[App and web page records]

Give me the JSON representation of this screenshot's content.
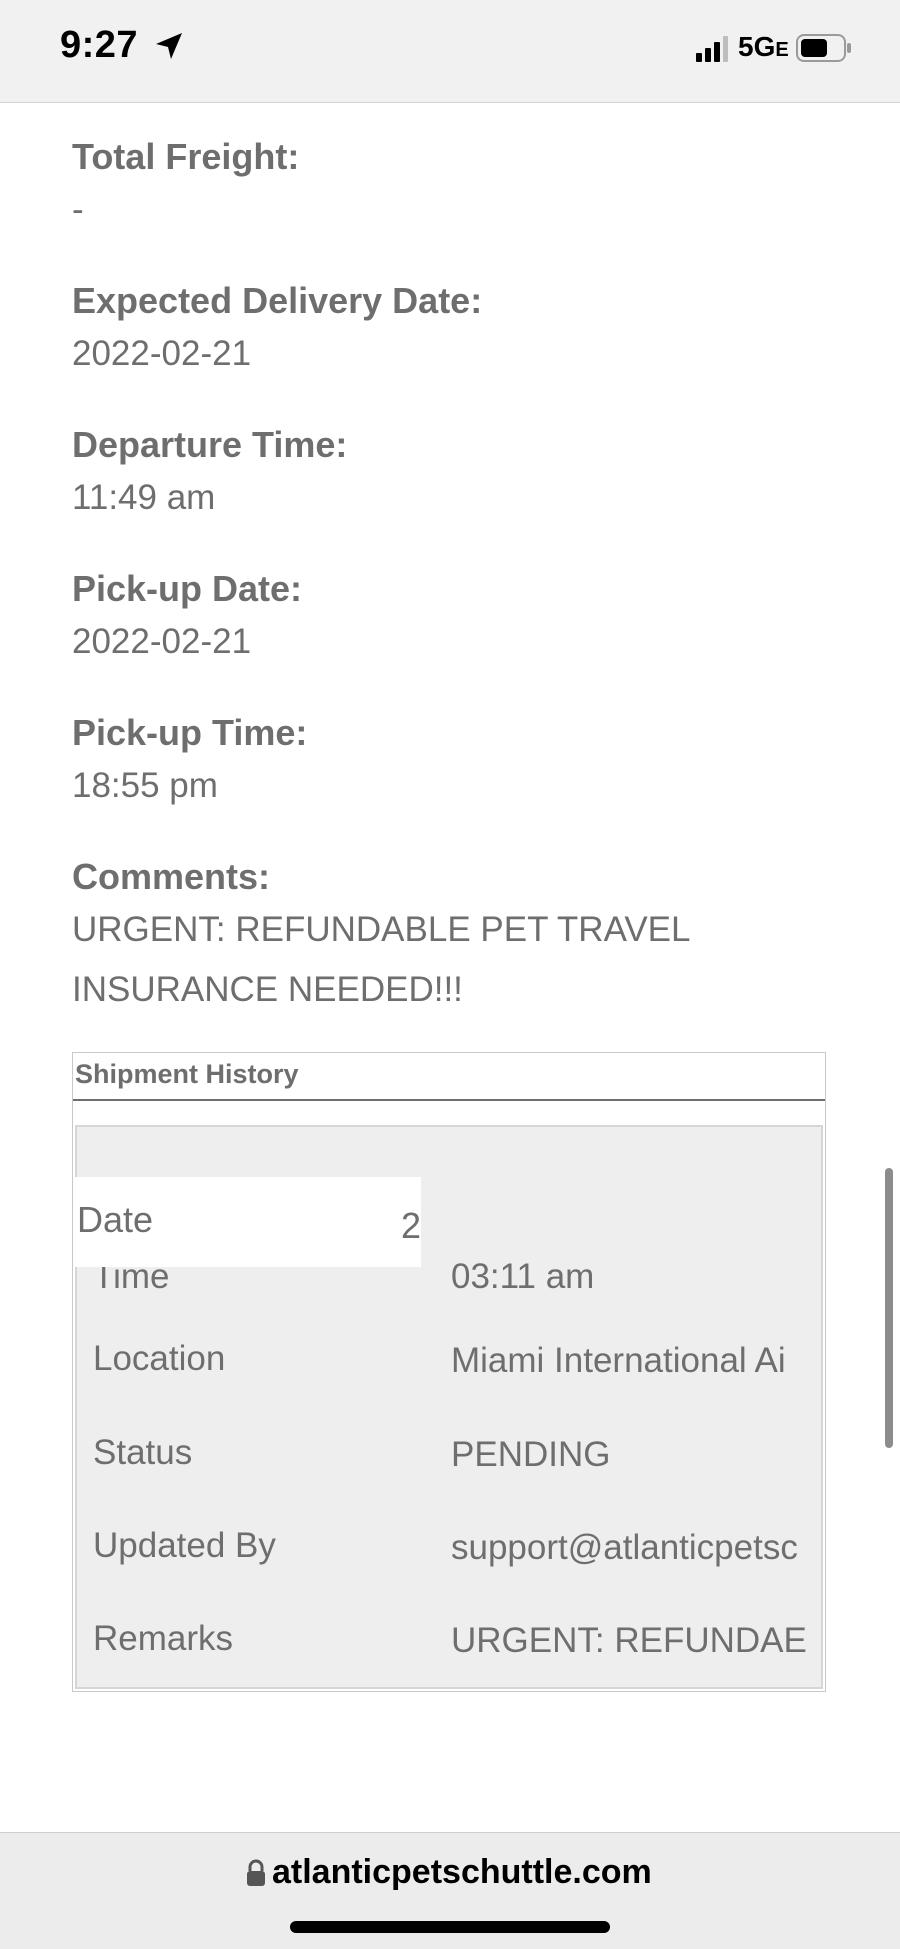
{
  "status_bar": {
    "time": "9:27",
    "network": "5G",
    "network_suffix": "E"
  },
  "fields": [
    {
      "label": "Total Freight:",
      "value": "-"
    },
    {
      "label": "Expected Delivery Date:",
      "value": "2022-02-21"
    },
    {
      "label": "Departure Time:",
      "value": "11:49 am"
    },
    {
      "label": "Pick-up Date:",
      "value": "2022-02-21"
    },
    {
      "label": "Pick-up Time:",
      "value": "18:55 pm"
    }
  ],
  "comments": {
    "label": "Comments:",
    "value": "URGENT: REFUNDABLE PET TRAVEL INSURANCE NEEDED!!!"
  },
  "shipment_history": {
    "title": "Shipment History",
    "sticky_header": {
      "label": "Date",
      "value_fragment": "2"
    },
    "rows": [
      {
        "label": "Time",
        "value": "03:11 am"
      },
      {
        "label": "Location",
        "value": "Miami International Ai"
      },
      {
        "label": "Status",
        "value": "PENDING"
      },
      {
        "label": "Updated By",
        "value": "support@atlanticpetsc"
      },
      {
        "label": "Remarks",
        "value": "URGENT: REFUNDAE"
      }
    ]
  },
  "browser": {
    "url": "atlanticpetschuttle.com"
  }
}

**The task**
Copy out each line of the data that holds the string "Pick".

**Output for this exercise**
      "label": "Pick-up Date:",
      "label": "Pick-up Time:",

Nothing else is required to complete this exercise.